(Records from a dataset)
***

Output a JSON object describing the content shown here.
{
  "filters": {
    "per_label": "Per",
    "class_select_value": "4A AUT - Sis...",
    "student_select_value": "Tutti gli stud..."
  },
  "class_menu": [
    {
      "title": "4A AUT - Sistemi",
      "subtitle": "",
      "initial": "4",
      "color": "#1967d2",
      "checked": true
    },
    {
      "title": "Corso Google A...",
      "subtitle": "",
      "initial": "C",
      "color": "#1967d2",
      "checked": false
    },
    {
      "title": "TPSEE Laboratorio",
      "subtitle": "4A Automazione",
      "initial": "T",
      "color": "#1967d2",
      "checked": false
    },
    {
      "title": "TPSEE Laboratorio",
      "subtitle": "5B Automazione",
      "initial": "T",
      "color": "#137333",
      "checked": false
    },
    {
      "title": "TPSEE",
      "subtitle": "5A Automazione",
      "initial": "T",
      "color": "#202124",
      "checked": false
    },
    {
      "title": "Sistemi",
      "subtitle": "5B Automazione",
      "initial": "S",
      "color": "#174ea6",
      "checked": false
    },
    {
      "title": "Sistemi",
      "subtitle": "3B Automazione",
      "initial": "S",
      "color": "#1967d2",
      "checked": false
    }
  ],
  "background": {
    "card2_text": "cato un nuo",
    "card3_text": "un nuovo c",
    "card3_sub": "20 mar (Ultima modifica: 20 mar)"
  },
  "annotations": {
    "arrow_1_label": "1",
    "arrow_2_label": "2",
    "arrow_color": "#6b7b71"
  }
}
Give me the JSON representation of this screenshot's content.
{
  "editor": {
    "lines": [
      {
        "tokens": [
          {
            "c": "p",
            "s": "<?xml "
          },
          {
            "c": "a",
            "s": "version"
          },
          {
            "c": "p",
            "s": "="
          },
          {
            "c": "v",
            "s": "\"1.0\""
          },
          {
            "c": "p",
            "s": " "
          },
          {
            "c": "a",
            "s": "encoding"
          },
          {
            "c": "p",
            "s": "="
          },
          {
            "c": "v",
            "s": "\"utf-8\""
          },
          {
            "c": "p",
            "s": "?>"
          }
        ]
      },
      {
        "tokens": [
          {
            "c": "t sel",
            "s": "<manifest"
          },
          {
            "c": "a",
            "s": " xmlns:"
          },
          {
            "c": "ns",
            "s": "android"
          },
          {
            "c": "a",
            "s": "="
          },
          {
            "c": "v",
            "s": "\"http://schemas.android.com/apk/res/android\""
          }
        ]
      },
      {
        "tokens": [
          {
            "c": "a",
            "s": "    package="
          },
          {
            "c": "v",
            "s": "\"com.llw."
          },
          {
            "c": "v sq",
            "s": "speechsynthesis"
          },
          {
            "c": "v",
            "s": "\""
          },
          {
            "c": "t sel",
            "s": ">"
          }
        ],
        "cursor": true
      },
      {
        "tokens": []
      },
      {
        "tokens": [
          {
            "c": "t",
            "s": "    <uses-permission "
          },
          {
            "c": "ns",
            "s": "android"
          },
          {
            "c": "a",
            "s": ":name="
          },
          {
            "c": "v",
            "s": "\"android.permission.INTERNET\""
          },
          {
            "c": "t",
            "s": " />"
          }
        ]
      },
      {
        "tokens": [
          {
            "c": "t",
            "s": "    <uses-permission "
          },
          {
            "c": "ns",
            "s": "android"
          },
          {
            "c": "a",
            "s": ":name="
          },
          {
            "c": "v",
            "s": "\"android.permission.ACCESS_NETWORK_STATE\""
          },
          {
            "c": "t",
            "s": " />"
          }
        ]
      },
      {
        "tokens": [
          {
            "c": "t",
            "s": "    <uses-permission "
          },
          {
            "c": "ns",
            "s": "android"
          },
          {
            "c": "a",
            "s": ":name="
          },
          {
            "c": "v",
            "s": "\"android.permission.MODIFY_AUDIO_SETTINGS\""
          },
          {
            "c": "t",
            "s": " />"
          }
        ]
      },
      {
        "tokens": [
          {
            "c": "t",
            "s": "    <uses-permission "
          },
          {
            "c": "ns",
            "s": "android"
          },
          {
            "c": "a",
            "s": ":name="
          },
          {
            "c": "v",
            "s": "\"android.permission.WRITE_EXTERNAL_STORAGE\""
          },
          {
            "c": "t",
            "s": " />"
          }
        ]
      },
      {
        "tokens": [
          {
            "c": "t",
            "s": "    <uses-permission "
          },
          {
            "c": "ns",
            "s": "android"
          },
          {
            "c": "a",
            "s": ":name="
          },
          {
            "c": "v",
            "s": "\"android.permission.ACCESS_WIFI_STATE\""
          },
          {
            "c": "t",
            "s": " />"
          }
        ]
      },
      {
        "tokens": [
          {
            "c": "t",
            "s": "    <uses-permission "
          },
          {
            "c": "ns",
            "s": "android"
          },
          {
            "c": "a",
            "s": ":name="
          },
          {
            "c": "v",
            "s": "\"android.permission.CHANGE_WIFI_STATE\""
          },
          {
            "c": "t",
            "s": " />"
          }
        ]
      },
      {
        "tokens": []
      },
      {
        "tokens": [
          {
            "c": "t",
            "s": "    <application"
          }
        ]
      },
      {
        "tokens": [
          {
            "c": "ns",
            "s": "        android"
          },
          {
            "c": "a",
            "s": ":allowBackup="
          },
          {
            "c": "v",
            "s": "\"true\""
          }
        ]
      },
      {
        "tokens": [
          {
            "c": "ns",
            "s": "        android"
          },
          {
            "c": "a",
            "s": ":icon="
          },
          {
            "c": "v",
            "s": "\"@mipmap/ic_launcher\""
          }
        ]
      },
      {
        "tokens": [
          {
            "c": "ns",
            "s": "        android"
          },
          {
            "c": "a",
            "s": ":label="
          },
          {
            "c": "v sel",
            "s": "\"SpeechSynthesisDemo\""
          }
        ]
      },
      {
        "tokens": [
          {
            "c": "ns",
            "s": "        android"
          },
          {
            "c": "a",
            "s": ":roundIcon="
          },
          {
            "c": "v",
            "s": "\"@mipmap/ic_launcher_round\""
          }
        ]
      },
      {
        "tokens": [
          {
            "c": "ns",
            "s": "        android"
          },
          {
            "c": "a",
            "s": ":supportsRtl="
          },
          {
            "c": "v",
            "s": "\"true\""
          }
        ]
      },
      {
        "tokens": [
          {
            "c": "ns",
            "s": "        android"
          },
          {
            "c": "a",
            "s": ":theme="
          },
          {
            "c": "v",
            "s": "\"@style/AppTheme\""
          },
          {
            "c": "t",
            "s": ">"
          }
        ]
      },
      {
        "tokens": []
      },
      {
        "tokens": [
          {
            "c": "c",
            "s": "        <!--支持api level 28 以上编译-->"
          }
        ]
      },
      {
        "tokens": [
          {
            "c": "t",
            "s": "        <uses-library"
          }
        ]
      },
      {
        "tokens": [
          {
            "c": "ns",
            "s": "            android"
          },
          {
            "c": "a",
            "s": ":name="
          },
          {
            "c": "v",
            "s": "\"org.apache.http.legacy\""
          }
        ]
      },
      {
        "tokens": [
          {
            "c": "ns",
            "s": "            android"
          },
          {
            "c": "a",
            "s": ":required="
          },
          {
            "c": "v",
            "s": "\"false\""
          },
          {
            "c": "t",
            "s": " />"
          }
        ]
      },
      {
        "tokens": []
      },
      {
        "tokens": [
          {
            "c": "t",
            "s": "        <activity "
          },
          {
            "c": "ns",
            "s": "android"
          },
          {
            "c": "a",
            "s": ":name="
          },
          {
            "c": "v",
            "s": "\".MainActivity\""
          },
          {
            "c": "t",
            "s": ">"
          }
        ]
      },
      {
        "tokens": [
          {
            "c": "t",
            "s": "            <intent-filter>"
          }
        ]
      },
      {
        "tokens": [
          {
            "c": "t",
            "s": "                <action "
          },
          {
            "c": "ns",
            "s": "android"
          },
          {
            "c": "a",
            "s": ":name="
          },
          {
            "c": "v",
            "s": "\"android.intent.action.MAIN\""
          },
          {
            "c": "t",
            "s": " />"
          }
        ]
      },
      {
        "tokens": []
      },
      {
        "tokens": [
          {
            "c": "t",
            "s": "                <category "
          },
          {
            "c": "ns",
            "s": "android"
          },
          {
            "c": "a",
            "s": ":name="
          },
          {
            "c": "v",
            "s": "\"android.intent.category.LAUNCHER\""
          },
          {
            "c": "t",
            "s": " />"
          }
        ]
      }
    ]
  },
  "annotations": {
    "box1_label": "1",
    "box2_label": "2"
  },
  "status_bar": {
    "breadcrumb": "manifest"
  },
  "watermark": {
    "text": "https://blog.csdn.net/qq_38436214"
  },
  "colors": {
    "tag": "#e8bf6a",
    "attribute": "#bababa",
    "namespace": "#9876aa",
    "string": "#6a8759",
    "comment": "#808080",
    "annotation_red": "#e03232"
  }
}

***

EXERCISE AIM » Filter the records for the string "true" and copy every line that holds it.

SOLVED EXERCISE »
      "checked": true
        "cursor": true
            "s": "\"true\""
            "s": "\"true\""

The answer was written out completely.